Georgia Department of Transportation officials said Wednesday they plan to spend $12.4 million in federal and state money to widen a 1-mile stretch between Paces Mill and Akers Mill roads. The project will be at no expense to Cobb County and will transform the five-lane road with two travel lanes in each direction and a center turn lane into a six-lane road with three lanes in each direction.
It’s expected to be completed in June 2016.
Mark McKinnon, GDOT spokesman, says that’s a normal timeline for a project of this size and the department will do what it can to minimize lane closures during weekdays with some work being completed on weekends and at night.
The bulk of the project won’t actually be widening the road but moving utilities buried under the street.
“It takes quite a while to do utility relocation. People don’t think about it but under the road way there are utilities there that have to be moved,” McKinnon said. He said it can take a year just to move the utilities.
When the project is done, drivers will notice a significant difference in traffic, McKinnon said.
The section of Cobb Parkway targeted in the project not only sees traffic from commuters heading into downtown Atlanta but also from drivers seeking refuge from congestion on Interstates 75 and 285.
“The rest of the time, it’s not really a problem,” said Robin Dickson, owner of Allure Dance Studio at 2890 Cobb Pkwy., Atlanta, near Akers Mill Road.
Looking out of his dance studio Wednesday, Dickson said traffic seemed to be moving along at a fast pace, but it’s when an accident or other delay happens on the interstate that traffic backs up.
He called the widening project a “Catch 22.”
Widening the road could make it more difficult for clients to find his business, Dickson said, but it may give him more exposure.
“I think it will ultimately hurt some business, but on the other hand, maybe it will expose Cobb Parkway to more cars and people will see all the wonderful businesses on Cobb Parkway,” Dickson said.
The project takes into account the long-term growth expected in Cobb and is intended to alleviate traffic as more people working in Atlanta seek out suburban homes in Cobb.
“The growth, of course, in Cobb County over the last 20 years has been huge, and it continues to grow,” McKinnon said.
Bob Ott, who represents the area on the Cobb Board of Commissioners, says it should “greatly enhance” traffic flow for the area that is in the middle of the Cumberland Community Improvement District where high density condo buildings are being built.
“I do think it will be an improvement in traffic,” Ott said.
The mile stretch of pavement set to be widened will join another road project under construction now.

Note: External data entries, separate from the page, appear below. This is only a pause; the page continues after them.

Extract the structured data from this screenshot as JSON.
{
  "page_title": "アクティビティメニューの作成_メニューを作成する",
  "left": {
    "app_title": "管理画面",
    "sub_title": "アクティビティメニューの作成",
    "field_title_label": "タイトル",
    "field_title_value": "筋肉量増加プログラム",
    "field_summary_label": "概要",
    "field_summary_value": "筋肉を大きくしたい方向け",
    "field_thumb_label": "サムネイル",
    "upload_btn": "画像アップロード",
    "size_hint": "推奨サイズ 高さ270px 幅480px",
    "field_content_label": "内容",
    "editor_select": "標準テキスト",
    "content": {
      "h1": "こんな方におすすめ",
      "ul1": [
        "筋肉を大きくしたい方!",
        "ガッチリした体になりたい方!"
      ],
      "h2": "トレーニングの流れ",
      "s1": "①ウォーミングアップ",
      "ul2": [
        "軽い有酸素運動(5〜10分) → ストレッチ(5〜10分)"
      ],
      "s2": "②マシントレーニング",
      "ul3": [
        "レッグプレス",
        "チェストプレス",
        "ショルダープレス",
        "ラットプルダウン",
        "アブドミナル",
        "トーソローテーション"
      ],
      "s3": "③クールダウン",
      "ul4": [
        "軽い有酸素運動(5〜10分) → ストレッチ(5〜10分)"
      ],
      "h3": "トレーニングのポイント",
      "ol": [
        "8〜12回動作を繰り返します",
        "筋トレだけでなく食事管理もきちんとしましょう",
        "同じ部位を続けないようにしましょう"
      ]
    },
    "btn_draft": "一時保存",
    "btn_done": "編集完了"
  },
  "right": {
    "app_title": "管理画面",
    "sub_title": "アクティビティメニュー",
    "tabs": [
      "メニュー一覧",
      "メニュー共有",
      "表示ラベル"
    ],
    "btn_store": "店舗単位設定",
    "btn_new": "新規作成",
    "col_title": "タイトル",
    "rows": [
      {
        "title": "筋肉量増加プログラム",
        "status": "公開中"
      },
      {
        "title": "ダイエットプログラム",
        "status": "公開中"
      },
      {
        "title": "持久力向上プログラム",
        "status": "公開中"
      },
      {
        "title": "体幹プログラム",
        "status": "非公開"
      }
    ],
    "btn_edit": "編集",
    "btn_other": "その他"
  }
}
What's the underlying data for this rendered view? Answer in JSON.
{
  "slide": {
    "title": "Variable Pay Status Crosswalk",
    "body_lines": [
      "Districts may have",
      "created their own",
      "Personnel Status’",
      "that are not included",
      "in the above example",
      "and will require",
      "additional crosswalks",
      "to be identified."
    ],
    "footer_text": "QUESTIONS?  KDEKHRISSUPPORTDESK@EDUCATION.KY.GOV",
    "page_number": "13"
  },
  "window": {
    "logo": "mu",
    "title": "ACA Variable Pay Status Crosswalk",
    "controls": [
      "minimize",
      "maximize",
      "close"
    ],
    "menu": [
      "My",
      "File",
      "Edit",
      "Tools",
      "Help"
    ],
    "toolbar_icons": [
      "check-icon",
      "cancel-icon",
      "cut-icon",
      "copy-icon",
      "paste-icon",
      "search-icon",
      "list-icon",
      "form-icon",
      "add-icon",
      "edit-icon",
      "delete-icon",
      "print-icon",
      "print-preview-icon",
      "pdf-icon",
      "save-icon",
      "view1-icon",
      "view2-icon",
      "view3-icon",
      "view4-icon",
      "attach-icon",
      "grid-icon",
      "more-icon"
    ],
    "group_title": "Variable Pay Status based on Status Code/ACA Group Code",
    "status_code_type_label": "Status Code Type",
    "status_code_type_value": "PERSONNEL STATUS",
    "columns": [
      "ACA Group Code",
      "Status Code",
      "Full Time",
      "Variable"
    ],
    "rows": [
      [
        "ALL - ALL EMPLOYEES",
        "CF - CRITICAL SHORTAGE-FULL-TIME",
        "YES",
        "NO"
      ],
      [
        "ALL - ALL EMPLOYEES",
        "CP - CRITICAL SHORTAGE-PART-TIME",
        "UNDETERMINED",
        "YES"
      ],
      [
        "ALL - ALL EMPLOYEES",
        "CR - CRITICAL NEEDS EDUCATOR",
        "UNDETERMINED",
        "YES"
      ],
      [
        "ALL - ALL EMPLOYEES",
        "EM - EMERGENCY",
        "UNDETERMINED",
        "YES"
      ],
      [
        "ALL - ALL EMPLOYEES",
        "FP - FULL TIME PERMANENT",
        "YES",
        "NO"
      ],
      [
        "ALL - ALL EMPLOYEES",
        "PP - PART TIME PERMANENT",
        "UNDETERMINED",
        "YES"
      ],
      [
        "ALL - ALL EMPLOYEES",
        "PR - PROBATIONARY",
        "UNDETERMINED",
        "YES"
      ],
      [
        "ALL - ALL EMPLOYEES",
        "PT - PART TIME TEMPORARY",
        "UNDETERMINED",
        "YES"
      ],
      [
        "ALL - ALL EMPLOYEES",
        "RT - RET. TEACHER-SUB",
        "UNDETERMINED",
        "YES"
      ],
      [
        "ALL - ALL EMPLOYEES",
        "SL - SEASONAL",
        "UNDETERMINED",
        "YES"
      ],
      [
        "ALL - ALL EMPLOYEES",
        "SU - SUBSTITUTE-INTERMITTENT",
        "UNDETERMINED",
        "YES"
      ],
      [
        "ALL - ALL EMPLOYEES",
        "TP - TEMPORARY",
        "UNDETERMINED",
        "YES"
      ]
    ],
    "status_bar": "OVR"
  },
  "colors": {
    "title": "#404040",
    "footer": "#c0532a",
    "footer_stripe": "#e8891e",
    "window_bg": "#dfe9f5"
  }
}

Construction is underway for the widening of Cobb Parkway approaching the bridge crossing the Chattahoochee River at the Cobb-Fulton County line.
“We built the bridge in anticipation of this project,” McKinnon said.